MDS: There are so many good ones: A third helping of Frankie Edgar vs. Gray Maynard. The heavy hands of Junior dos Santos testing the suspect chin of Brock Lesnar. Anthony "Showtime" Pettis making his UFC debut against Clay Guida in a fight that couldn't possibly be anything less than a thriller. Cheick Kongo and Pat Barry, two heavyweights who will try to knock each other's blocks off. Dominick Cruz vs. Urijah Faber, a grudge match for the bantamweight title. And a bantamweight bout which is going largely unnoticed but which I believe is going to be a fascinating contrast in styles, Miguel Torres vs. Demetrious Johnson.

But if I could only pick one, I'd pick none of the above. Instead, the fight I'm most looking forward to is Alistair Overeem vs. Fabricio Werdum on the June 18 Strikeforce card.

MMA fans have had to wait way, way too long for Overeem vs. Werdum 2, and I'm still skeptical that this whole heavyweight tournament is going to reach its conclusion, but you can't deny that this fight has all the makings of a great one. Overeem is the best pure striker in the heavyweight division and Werdum is the best pure grappler, and there's nothing I'm going to enjoy more than seeing those two big boys go at it.

Fowlkes: My initial reaction is to say I'm most eager about Edgar-Maynard III. Partially that's because the last fight was so fun to watch, but it's also partially because I'm ready for the UFC lightweight division to finally move on and give some of these other contenders a chance to fight for the belt already.
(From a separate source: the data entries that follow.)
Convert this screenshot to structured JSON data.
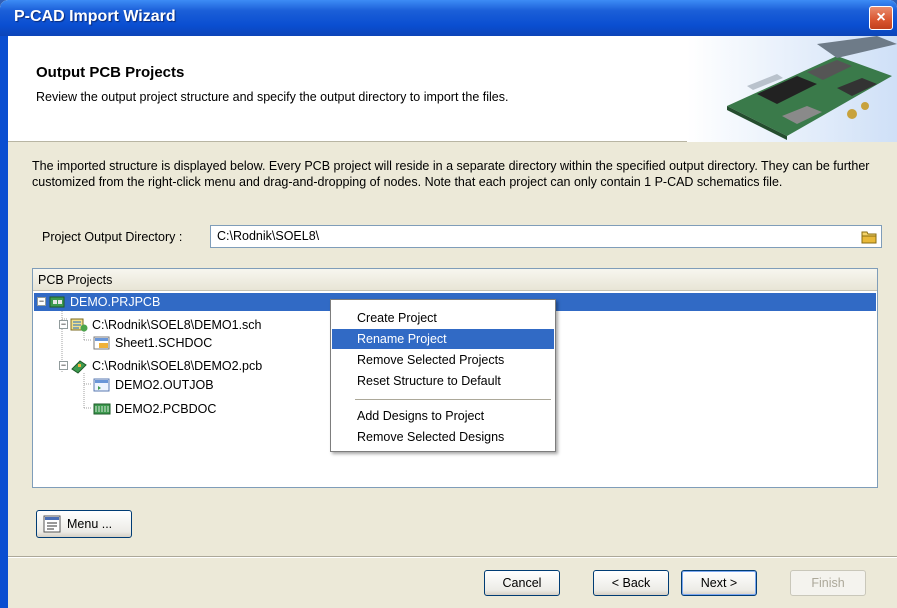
{
  "window": {
    "title": "P-CAD Import Wizard",
    "close_label": "×"
  },
  "header": {
    "title": "Output PCB Projects",
    "subtitle": "Review the output project structure and specify the output directory to import the files."
  },
  "description": "The imported structure is displayed below. Every PCB project will reside in a separate directory within the specified output directory. They can be further customized from the right-click menu and drag-and-dropping of nodes. Note that each project can only contain 1 P-CAD schematics file.",
  "output_dir": {
    "label": "Project Output Directory :",
    "value": "C:\\Rodnik\\SOEL8\\",
    "browse_icon": "folder-icon"
  },
  "tree": {
    "header": "PCB Projects",
    "nodes": [
      {
        "label": "DEMO.PRJPCB",
        "icon": "pcb-project-icon",
        "expander": "−",
        "selected": true
      },
      {
        "label": "C:\\Rodnik\\SOEL8\\DEMO1.sch",
        "icon": "schematic-source-icon",
        "expander": "−"
      },
      {
        "label": "Sheet1.SCHDOC",
        "icon": "schdoc-icon"
      },
      {
        "label": "C:\\Rodnik\\SOEL8\\DEMO2.pcb",
        "icon": "pcb-source-icon",
        "expander": "−"
      },
      {
        "label": "DEMO2.OUTJOB",
        "icon": "outjob-icon"
      },
      {
        "label": "DEMO2.PCBDOC",
        "icon": "pcbdoc-icon"
      }
    ]
  },
  "context_menu": {
    "items": [
      "Create Project",
      "Rename Project",
      "Remove Selected Projects",
      "Reset Structure to Default",
      "Add Designs to Project",
      "Remove Selected Designs"
    ],
    "highlighted": "Rename Project"
  },
  "menu_button": {
    "label": "Menu ...",
    "icon": "menu-icon"
  },
  "buttons": {
    "cancel": "Cancel",
    "back": "< Back",
    "next": "Next >",
    "finish": "Finish"
  }
}
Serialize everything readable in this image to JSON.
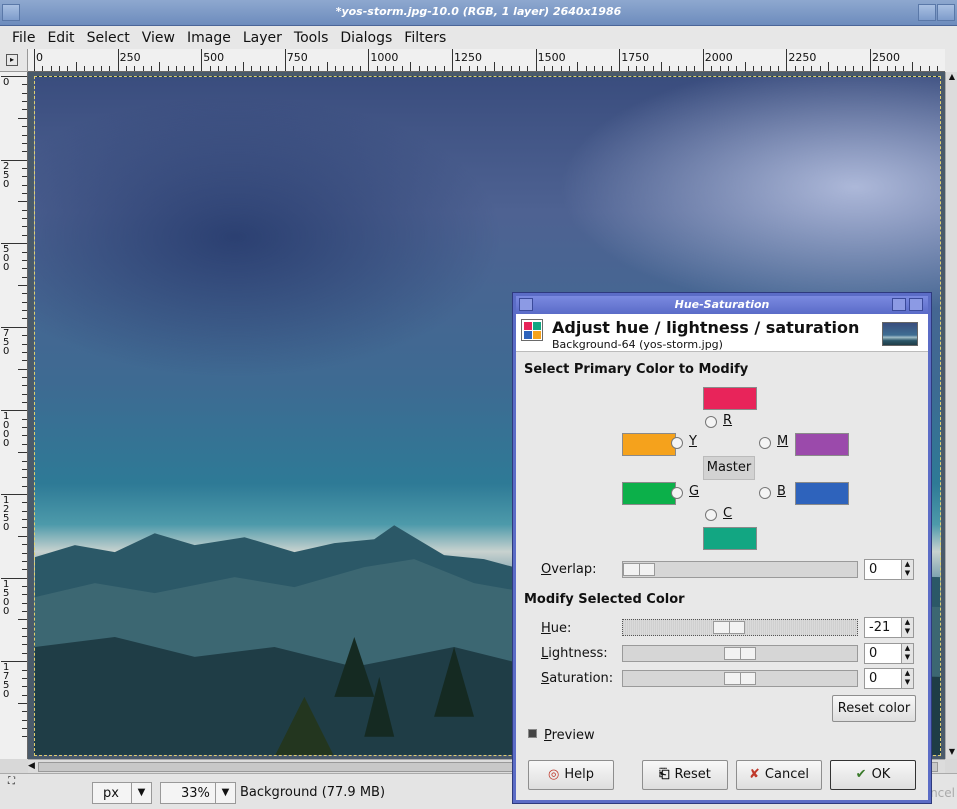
{
  "window": {
    "title": "*yos-storm.jpg-10.0 (RGB, 1 layer) 2640x1986"
  },
  "menu": [
    "File",
    "Edit",
    "Select",
    "View",
    "Image",
    "Layer",
    "Tools",
    "Dialogs",
    "Filters"
  ],
  "ruler": {
    "h_labels": [
      "0",
      "250",
      "500",
      "750",
      "1000",
      "1250",
      "1500",
      "1750",
      "2000",
      "2250",
      "2500"
    ],
    "v_labels": [
      "0",
      "250",
      "500",
      "750",
      "1000",
      "1250",
      "1500",
      "1750"
    ]
  },
  "status": {
    "unit": "px",
    "zoom": "33%",
    "message": "Background (77.9 MB)",
    "cancel": "ncel"
  },
  "dialog": {
    "window_title": "Hue-Saturation",
    "header_title": "Adjust hue / lightness / saturation",
    "header_subtitle": "Background-64 (yos-storm.jpg)",
    "section_primary": "Select Primary Color to Modify",
    "colors": {
      "R": {
        "label": "R",
        "swatch": "#e8245a"
      },
      "Y": {
        "label": "Y",
        "swatch": "#f5a21c"
      },
      "M": {
        "label": "M",
        "swatch": "#9b4aab"
      },
      "G": {
        "label": "G",
        "swatch": "#0cb04a"
      },
      "B": {
        "label": "B",
        "swatch": "#2e63bc"
      },
      "C": {
        "label": "C",
        "swatch": "#12a682"
      }
    },
    "master_label": "Master",
    "overlap": {
      "label": "Overlap:",
      "value": "0"
    },
    "section_modify": "Modify Selected Color",
    "hue": {
      "label": "Hue:",
      "value": "-21"
    },
    "lightness": {
      "label": "Lightness:",
      "value": "0"
    },
    "saturation": {
      "label": "Saturation:",
      "value": "0"
    },
    "reset_color": "Reset color",
    "preview": "Preview",
    "preview_checked": true,
    "buttons": {
      "help": "Help",
      "reset": "Reset",
      "cancel": "Cancel",
      "ok": "OK"
    }
  }
}
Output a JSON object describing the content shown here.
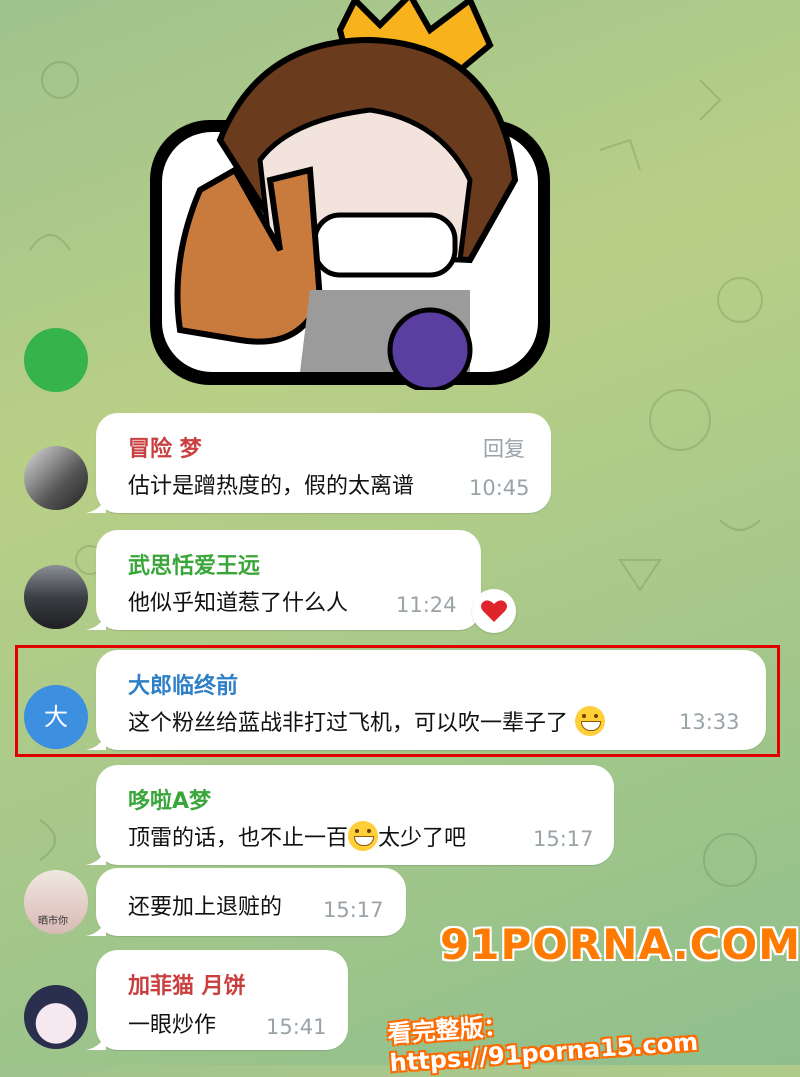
{
  "colors": {
    "accent_red": "#e00000",
    "bubble": "#ffffff",
    "time_gray": "#9aa3a8"
  },
  "messages": [
    {
      "name": "冒险 梦",
      "name_color": "#c93e3e",
      "text": "估计是蹭热度的，假的太离谱",
      "time": "10:45",
      "reply_label": "回复"
    },
    {
      "name": "武思恬爱王远",
      "name_color": "#3aa63a",
      "text": "他似乎知道惹了什么人",
      "time": "11:24",
      "reaction": "heart-icon"
    },
    {
      "name": "大郎临终前",
      "name_color": "#2e7fc6",
      "avatar_letter": "大",
      "text": "这个粉丝给蓝战非打过飞机，可以吹一辈子了",
      "emoji": "grinning-face-icon",
      "time": "13:33"
    },
    {
      "name": "哆啦A梦",
      "name_color": "#3aa63a",
      "text_before": "顶雷的话，也不止一百",
      "emoji": "crying-laughing-icon",
      "text_after": "太少了吧",
      "time": "15:17"
    },
    {
      "text": "还要加上退赃的",
      "time": "15:17",
      "avatar_caption": "晒市你"
    },
    {
      "name": "加菲猫 月饼",
      "name_color": "#c93e3e",
      "text": "一眼炒作",
      "time": "15:41"
    }
  ],
  "watermark": {
    "logo": "91PORNA.COM",
    "line2": "看完整版：https://91porna15.com"
  }
}
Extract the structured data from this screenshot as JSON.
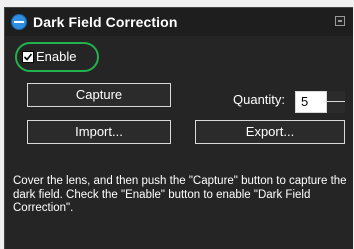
{
  "panel": {
    "title": "Dark Field Correction",
    "title_icon": "collapse-circle-icon"
  },
  "enable": {
    "label": "Enable",
    "checked": true
  },
  "buttons": {
    "capture": "Capture",
    "import": "Import...",
    "export": "Export..."
  },
  "quantity": {
    "label": "Quantity:",
    "value": "5"
  },
  "help": {
    "text": "Cover the lens, and then push the \"Capture\" button to capture the dark field. Check the \"Enable\" button to enable \"Dark Field Correction\"."
  },
  "colors": {
    "panel_bg": "#252525",
    "highlight": "#23b14d",
    "title_icon": "#2f8fe0"
  }
}
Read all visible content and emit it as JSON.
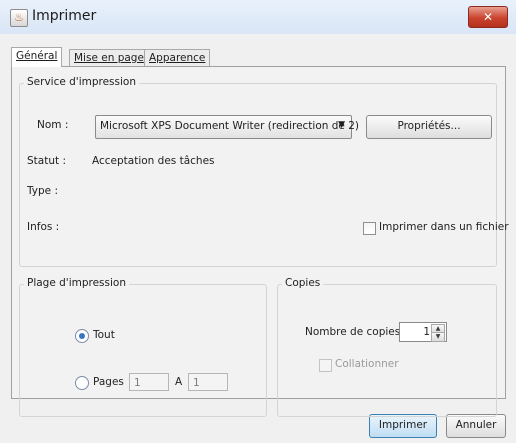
{
  "window": {
    "title": "Imprimer",
    "close_symbol": "✕"
  },
  "tabs": [
    {
      "label": "Général"
    },
    {
      "label": "Mise en page"
    },
    {
      "label": "Apparence"
    }
  ],
  "print_service": {
    "legend": "Service d'impression",
    "name_label": "Nom :",
    "printer_value": "Microsoft XPS Document Writer (redirection de 2)",
    "dropdown_arrow": "▼",
    "properties_button": "Propriétés...",
    "status_label": "Statut :",
    "status_value": "Acceptation des tâches",
    "type_label": "Type :",
    "info_label": "Infos :",
    "print_to_file_label": "Imprimer dans un fichier",
    "print_to_file_checked": false
  },
  "print_range": {
    "legend": "Plage d'impression",
    "all_label": "Tout",
    "pages_label": "Pages",
    "from_value": "1",
    "to_label": "A",
    "to_value": "1",
    "selected": "all"
  },
  "copies": {
    "legend": "Copies",
    "count_label": "Nombre de copies :",
    "count_value": "1",
    "collate_label": "Collationner",
    "collate_checked": false,
    "collate_enabled": false
  },
  "footer": {
    "print_button": "Imprimer",
    "cancel_button": "Annuler"
  }
}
There's so much talent in that division, but the backlog at the top is making it hard for the UFC to showcase it.

But really, I think the fight that is at the very top of my list is Cruz-Faber II. Not only is there a genuine interpersonal element to it, but I think Cruz gets far too little recognition right now. His style is both brilliant and exhausting to watch. If he can avenge his only loss to Faber, we'll all have to admit that he's one of the pound-for-pound best. Or you can be a jerk and just geek out about the Lesnar-dos Santos fight. Do whatever you want. See if I care.

Sign up for the newsletter Sign up for the MMA Fighting Daily Roundup newsletter!

A daily roundup of all your fighting news from MMA Fighting